Not that it’s too sleepy, or excessively dated or anything, it’s got a good groove to it and leads into the song just fine. But they’re laying back in their intensity just enough to have you question their commitment, especially with their checkered past when it comes to such things.

In years gone by we’d say certain horn sections were revealing their jazz roots too much with their arrangements or excessive brass in the personnel, but nowadays rock’s DNA has been fully absorbed and we don’t get much of that. What we do get from time to time though is a a more easy-going swing to certain riffs rather than having them played with driving force and sure enough here they’re patting you on the back instead of slugging you in the jaw and so naturally we’re a bit worried… but only for a moment.

For once Lester Williams starts singing your fears subside. The horns naturally are going to take a back seat now and though he too might be a less forceful vocalist than is generally recommended thanks to his tonal qualities, he knows full well how to balance the melodic qualities with the rhythmic necessities to compensate for his nasal whine.

That’s when Brand New Baby sounds like a brand new song… like a 1953 car rolling off the assembly line… one a little more streamlined than older models with some added chrome. The horns now settle into a supporting role, their churning groove not expected to carry the weight of the record, but adding to it all the same. The sax solos – two trade off midway through – raise the stakes, for even as they display some sophistication they do so without sacrificing their edgy qualities.

With the beat never relenting behind him, Williams gives us perhaps his most dynamic and engaging lead to date. Though we’ve come to accept that his voice itself will never roughen up, he makes the most of the equipment he’s got with a sly, smirking and often salacious vocal performance here, skirting the edge of indecency in subtle clever ways – “she’s always in position (dramatic pause) to come whenever I call”. Feel free to choose whichever half of that line you want to alert the censors about, then watch as they tie themselves in knots trying to prove it.

He’s singing with such infectiousness that you can’t help but smile along with him as he flaunts his excitement with these kinds of insinuations, giving everybody involved the feeling like they’re getting away with something deviant. So by the time he starts using the word “baby” with as many different inflections as he can think of, you can sit back with pride knowing he’s learned every lesson needed in order to graduate to full-fledged rocker at last.


Really On The Ball
When it comes to assessing Lester Williams to date, it’s fair to say that while he may be something of an atypical rock act because of his long flirtation with the blues, when it comes to his rock output he’s been more or less an average artist so far.

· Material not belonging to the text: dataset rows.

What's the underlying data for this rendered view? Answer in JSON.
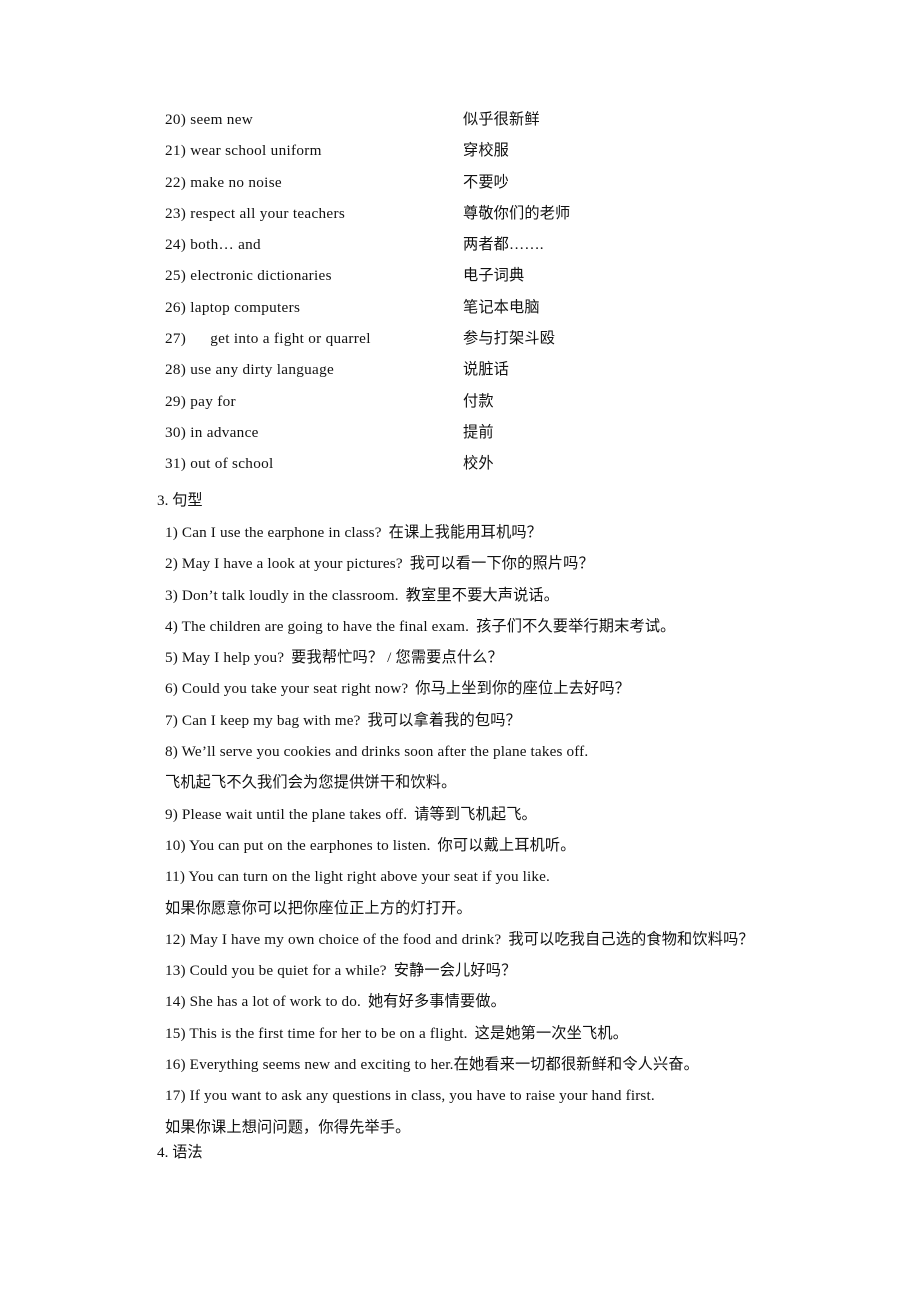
{
  "document": {
    "page_background": "#ffffff",
    "text_color": "#111111"
  },
  "vocabulary": {
    "items": [
      {
        "num": "20)",
        "en": "seem new",
        "zh": "似乎很新鲜",
        "indent": false
      },
      {
        "num": "21)",
        "en": "wear school uniform",
        "zh": "穿校服",
        "indent": false
      },
      {
        "num": "22)",
        "en": "make no noise",
        "zh": "不要吵",
        "indent": false
      },
      {
        "num": "23)",
        "en": "respect all your teachers",
        "zh": "尊敬你们的老师",
        "indent": false
      },
      {
        "num": "24)",
        "en": "both… and",
        "zh": "两者都…….",
        "indent": false
      },
      {
        "num": "25)",
        "en": "electronic dictionaries",
        "zh": "电子词典",
        "indent": false
      },
      {
        "num": "26)",
        "en": "laptop computers",
        "zh": "笔记本电脑",
        "indent": false
      },
      {
        "num": "27)",
        "en": "get into a fight or quarrel",
        "zh": "参与打架斗殴",
        "indent": true
      },
      {
        "num": "28)",
        "en": "use any dirty language",
        "zh": "说脏话",
        "indent": false
      },
      {
        "num": "29)",
        "en": "pay for",
        "zh": "付款",
        "indent": false
      },
      {
        "num": "30)",
        "en": "in advance",
        "zh": "提前",
        "indent": false
      },
      {
        "num": "31)",
        "en": "out of school",
        "zh": "校外",
        "indent": false
      }
    ]
  },
  "section_sentence_patterns": {
    "heading": "3. 句型",
    "items": [
      {
        "num": "1)",
        "en": "Can I use the earphone in class?",
        "zh": "在课上我能用耳机吗？",
        "wrap": false,
        "tight": false
      },
      {
        "num": "2)",
        "en": "May I have a look at your pictures?",
        "zh": "我可以看一下你的照片吗？",
        "wrap": false,
        "tight": false
      },
      {
        "num": "3)",
        "en": "Don’t talk loudly in the classroom.",
        "zh": "教室里不要大声说话。",
        "wrap": false,
        "tight": false
      },
      {
        "num": "4)",
        "en": "The children are going to have the final exam.",
        "zh": "孩子们不久要举行期末考试。",
        "wrap": false,
        "tight": false
      },
      {
        "num": "5)",
        "en": "May I help you?",
        "zh": "要我帮忙吗？ / 您需要点什么？",
        "wrap": false,
        "tight": false
      },
      {
        "num": "6)",
        "en": "Could you take your seat right now?",
        "zh": "你马上坐到你的座位上去好吗？",
        "wrap": false,
        "tight": false
      },
      {
        "num": "7)",
        "en": "Can I keep my bag with me?",
        "zh": "我可以拿着我的包吗？",
        "wrap": false,
        "tight": false
      },
      {
        "num": "8)",
        "en": "We’ll serve you cookies and drinks soon after the plane takes off.",
        "zh": "飞机起飞不久我们会为您提供饼干和饮料。",
        "wrap": true,
        "tight": false
      },
      {
        "num": "9)",
        "en": "Please wait until the plane takes off.",
        "zh": "请等到飞机起飞。",
        "wrap": false,
        "tight": false
      },
      {
        "num": "10)",
        "en": "You can put on the earphones to listen.",
        "zh": "你可以戴上耳机听。",
        "wrap": false,
        "tight": false
      },
      {
        "num": "11)",
        "en": "You can turn on the light right above your seat if you like.",
        "zh": "如果你愿意你可以把你座位正上方的灯打开。",
        "wrap": true,
        "tight": false
      },
      {
        "num": "12)",
        "en": "May I have my own choice of the food and drink?",
        "zh": "我可以吃我自己选的食物和饮料吗？",
        "wrap": false,
        "tight": false
      },
      {
        "num": "13)",
        "en": "Could you be quiet for a while?",
        "zh": "安静一会儿好吗？",
        "wrap": false,
        "tight": false
      },
      {
        "num": "14)",
        "en": "She has a lot of work to do.",
        "zh": "她有好多事情要做。",
        "wrap": false,
        "tight": false
      },
      {
        "num": "15)",
        "en": "This is the first time for her to be on a flight.",
        "zh": "这是她第一次坐飞机。",
        "wrap": false,
        "tight": false
      },
      {
        "num": "16)",
        "en": "Everything seems new and exciting to her.",
        "zh": "在她看来一切都很新鲜和令人兴奋。",
        "wrap": false,
        "tight": true
      },
      {
        "num": "17)",
        "en": "If you want to ask any questions in class, you have to raise your hand first.",
        "zh": "如果你课上想问问题，你得先举手。",
        "wrap": true,
        "tight": false
      }
    ]
  },
  "section_grammar": {
    "heading": "4. 语法"
  }
}
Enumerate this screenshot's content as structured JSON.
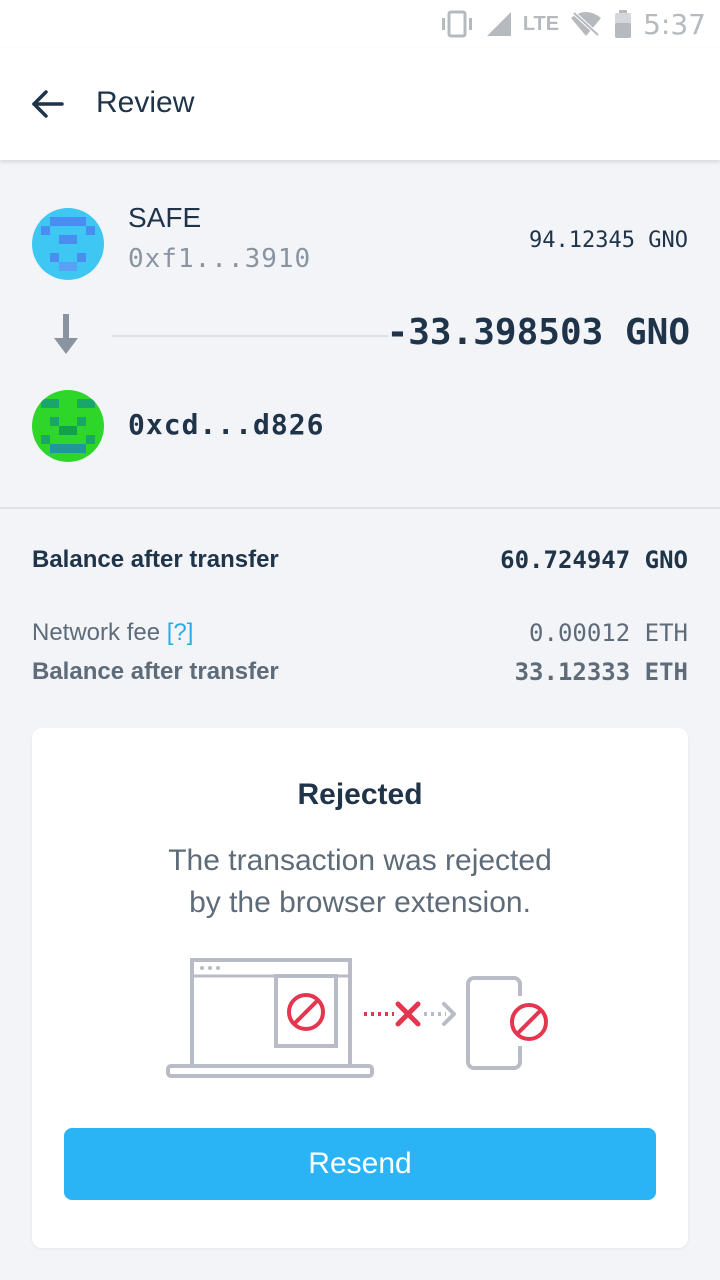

The ratings we hand out confirm this too, as he ended up with a 5.33 average score for his first dozen sides reviewed on the site, showing that he can be counted on to deliver something perfectly acceptable but rarely exceptional.

So if an artist comes up with a song that touches the bright green numbers around here during a stretch like that, as Williams did with I Can’t Lose With The Stuff I Use, it’s normally just an outlier, the absolute peak of their potential, and more often than not their subsequent releases will find them settling back into their more middling comfort zone. Perfectly acceptable output, but nothing that has you thinking they may have another level to consistently reach.

With Brand New Baby however, Lester Williams confirms his earlier high point was no fluke and proves that he’s more than capable of surpassing our previous assessment of him if he puts his mind to it.

There’s no guarantee he’ll do it of course, and it might even be a little unfair to expect that he will, but at the very least we should no longer be surprised if – and when – he does from now on.


(Visit the Artist page of Lester Williams for the complete archive of his records reviewed to date)